Problem details: Copy out each line of the data below in which the string "this" appears.

Items from a data source
- - -
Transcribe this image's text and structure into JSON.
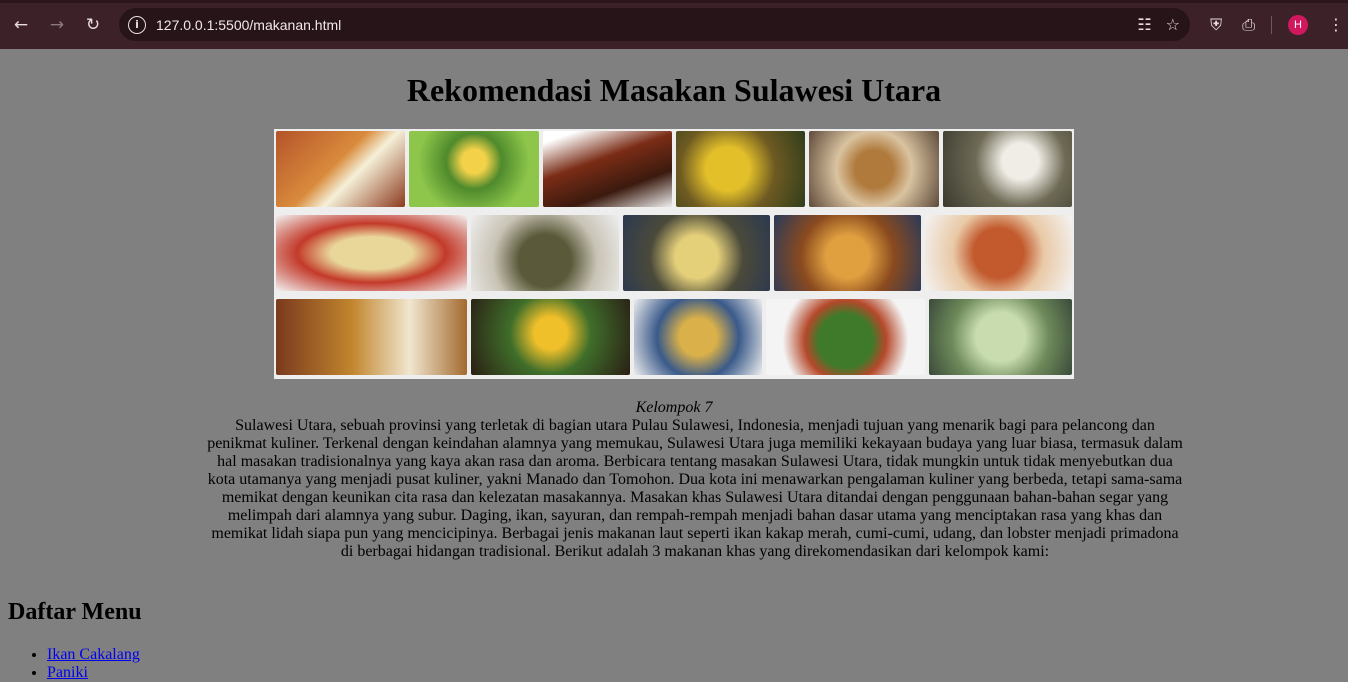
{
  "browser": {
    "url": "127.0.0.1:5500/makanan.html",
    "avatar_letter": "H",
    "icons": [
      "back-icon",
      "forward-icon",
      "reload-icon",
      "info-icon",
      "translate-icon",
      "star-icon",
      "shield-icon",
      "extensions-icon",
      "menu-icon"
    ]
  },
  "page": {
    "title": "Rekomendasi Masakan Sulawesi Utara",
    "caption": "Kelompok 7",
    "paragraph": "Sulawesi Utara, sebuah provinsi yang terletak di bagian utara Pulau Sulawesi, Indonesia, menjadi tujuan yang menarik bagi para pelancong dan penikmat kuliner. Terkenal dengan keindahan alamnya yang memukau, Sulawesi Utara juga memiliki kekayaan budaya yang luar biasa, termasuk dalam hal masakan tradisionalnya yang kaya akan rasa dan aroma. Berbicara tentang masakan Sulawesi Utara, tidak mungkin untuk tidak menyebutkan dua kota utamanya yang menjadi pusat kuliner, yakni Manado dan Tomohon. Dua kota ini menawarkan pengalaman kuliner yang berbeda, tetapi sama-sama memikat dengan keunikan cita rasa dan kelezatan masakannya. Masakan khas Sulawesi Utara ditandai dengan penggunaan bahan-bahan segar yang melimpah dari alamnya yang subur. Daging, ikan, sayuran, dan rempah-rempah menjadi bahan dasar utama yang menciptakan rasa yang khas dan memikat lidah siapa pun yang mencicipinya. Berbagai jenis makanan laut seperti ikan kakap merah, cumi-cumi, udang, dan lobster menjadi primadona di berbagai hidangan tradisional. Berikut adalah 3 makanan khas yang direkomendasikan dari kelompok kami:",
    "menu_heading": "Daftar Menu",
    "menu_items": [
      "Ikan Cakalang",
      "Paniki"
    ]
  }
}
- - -
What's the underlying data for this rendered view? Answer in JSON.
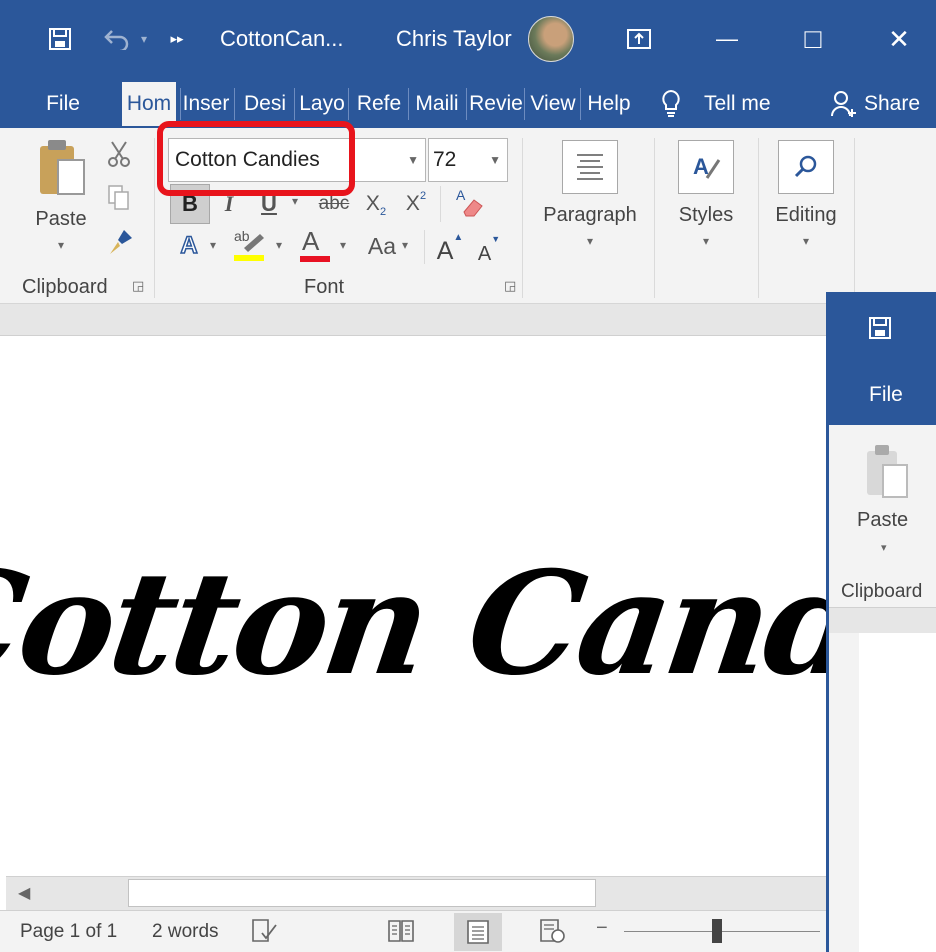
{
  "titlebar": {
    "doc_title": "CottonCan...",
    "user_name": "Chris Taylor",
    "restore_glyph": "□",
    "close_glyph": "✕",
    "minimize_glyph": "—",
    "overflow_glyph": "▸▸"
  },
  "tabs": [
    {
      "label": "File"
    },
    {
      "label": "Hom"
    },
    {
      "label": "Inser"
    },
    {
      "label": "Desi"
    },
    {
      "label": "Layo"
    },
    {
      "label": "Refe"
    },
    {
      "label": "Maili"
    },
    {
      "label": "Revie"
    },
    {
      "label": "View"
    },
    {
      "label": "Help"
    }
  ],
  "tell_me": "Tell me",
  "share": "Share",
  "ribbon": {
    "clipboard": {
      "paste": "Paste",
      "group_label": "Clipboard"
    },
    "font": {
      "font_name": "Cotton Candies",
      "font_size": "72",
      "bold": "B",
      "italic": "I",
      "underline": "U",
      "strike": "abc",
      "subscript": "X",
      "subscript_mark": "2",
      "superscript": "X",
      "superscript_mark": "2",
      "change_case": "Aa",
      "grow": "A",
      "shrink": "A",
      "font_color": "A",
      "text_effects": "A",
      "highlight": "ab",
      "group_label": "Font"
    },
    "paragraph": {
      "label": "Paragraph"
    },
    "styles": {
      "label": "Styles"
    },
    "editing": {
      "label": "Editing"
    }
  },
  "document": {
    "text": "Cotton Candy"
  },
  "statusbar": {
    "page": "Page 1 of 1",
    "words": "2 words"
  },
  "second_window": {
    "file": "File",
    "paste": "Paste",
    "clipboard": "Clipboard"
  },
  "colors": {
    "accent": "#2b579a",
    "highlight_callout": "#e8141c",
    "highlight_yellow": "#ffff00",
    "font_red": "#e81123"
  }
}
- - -
Response:
Transcribe this image's text and structure into JSON.
What's the underlying data for this rendered view? Answer in JSON.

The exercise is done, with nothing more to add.